Sometimes we find that the other side’s attorneys in our various transactions seem to behave “over the top” in the representation of their respective clients. Nevertheless, IF handled correctly and rationally, the client’s attorney/broker team can, and should, achieve effective results on the client’s behalf.
In a recent office lease transaction, it appeared to your broker co-author that our tenant client’s completed LOI was doomed from the start of lease negotiations. The amount of additions, deletions, and revisions submitted in the first lease revision by our client’s attorney seemed excessive. For example: in the “Operating Expenses” section, the Landlord’s original lease proposed 10 excluded expenses.
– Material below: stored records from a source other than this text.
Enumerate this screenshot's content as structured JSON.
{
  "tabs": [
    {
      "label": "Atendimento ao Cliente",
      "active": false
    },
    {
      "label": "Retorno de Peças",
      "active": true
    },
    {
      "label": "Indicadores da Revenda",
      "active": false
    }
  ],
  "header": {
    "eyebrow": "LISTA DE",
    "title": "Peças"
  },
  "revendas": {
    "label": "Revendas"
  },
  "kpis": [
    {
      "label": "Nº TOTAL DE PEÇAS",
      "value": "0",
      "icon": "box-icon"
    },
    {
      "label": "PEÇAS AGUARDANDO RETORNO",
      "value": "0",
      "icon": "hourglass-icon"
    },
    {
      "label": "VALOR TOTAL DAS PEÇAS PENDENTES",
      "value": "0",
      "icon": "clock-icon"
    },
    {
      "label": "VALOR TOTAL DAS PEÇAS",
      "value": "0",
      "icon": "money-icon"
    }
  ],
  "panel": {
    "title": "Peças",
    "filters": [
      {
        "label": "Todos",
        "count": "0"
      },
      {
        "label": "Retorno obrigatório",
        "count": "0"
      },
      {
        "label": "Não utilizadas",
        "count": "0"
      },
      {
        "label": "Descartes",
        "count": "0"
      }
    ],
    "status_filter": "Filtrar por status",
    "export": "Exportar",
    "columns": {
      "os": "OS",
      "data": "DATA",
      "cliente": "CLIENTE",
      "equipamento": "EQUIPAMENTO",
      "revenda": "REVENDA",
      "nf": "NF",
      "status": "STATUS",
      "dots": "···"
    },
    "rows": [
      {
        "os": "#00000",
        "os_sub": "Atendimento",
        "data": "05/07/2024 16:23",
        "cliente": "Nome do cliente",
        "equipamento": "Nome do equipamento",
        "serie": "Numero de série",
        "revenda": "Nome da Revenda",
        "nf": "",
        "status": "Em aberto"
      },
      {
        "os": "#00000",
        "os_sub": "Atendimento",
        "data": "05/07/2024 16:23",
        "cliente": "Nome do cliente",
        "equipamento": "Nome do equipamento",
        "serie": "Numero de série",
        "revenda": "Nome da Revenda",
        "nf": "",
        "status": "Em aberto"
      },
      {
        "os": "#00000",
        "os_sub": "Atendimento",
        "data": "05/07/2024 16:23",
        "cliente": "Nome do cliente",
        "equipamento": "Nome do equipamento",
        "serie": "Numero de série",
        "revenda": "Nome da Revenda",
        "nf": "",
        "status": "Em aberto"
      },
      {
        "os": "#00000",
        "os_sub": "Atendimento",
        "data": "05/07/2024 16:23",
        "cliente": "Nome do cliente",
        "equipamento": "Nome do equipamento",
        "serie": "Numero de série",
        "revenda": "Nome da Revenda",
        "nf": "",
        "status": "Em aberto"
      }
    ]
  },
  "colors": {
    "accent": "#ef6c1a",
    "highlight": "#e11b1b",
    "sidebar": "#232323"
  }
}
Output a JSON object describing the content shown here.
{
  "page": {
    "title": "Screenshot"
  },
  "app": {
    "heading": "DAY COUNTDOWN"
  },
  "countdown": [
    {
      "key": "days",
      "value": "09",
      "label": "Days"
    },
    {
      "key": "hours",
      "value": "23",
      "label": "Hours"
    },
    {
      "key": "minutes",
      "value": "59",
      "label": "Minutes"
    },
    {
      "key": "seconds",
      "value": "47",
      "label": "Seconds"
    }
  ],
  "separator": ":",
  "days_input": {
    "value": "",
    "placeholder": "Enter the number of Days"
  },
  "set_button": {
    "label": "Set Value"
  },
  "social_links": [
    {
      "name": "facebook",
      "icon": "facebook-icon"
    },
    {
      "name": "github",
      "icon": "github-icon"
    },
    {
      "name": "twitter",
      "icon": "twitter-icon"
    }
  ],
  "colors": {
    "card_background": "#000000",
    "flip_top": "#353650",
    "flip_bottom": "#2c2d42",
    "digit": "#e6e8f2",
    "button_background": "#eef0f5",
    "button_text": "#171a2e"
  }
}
Our tenant’s attorney added 27 more excluded expenses to that list!
Here are some valuable “Lessons Learned” that all should consider when faced with seemingly long odds in the lease negotiation process:
1. Attention to Detail: Some brokers are inclined to step away when the lease negotiations start. We strongly suggest that you resist that urge and instead stay connected with the process by reading each lease revision carefully, and then picking your spots as to adding commentary or advice. The brokers focus primarily on business terms and the attorneys focus chiefly on legal terms. In practice, that line oftentimes can be blurred during successive rounds of lease negotiations. Beware of that fine line and keep in mind that all comments should be to benefit your client, but maintain your client’s expectations with respect to achieving a successful outcome.
2. Achieving the Win-Win Outcome: In litigation, the objective is to seemingly hammer one’s opponent into submission to achieve a successful client outcome at all costs. In negotiating a real estate contract or lease, we found that that attitude can kill the deal at an early stage. Regardless of the emotions and disagreements over terms, we find it critical to put emotions aside, dig deep, never forget that BOTH clients are at risk here. In this negotiation, our client’s attorney AND our client had very definite ideas as to what items were most important and in the client’s best interests. At times I stated my views to the attorney, for and against our position taken. Through these candid discussions, we typically found common ground, advised the client accordingly, managed the client’s expectations, and forged ahead, round by round, until we achieved an acceptable compromise.
Neither side achieved everything they wanted, but after seven weeks of negotiations, a deal was struck, providing our client tenant with new enlarged office space in an attractive, well-appointed and maintained downtown property to relocate its growing law practice. And the landlord gained a new tenant.